Think of it as a 2-dimensional analog to the simulator problem; we are trying to learn when the function is white or black as a function of the x, y coordinates - similar to predicting whether the result of a simulation is good or bad based on its input parameters, but easier to visualize because it's only 2-dimensional.
The toy function is trivial to solve in polar coordinates but tricky in cartesian coordinates, which is why it makes a good example.
Movie 1 shows an attempt to learn this function using Active Learning, up through 500 points. The current support vectors are shown in green - note that as new points are learned, old support vectors are sometimes dropped, too...
Movie 2 shows the first 150 points of the same simulation, but this time comparing Active Learning (on the left) with random point selection on the right. The bottom plots show the binary output, and the top plots show confidence, too.

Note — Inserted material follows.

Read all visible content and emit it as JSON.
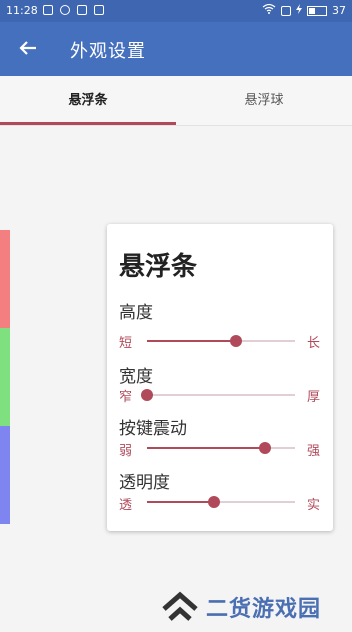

3 shows what happens if you
use too much Active Learning - it spends all of its time focusing on
a specific region, rather than exploring the rest of the space. Our
technique needs to find a balance between focused exploration and
balanced exploration of the space. (The SVM looks different here
because this uses a Gaussian kernel, the others used a Polynomaial
kernel, but otherwise the approach is the same.)
Last updated 08-May-2002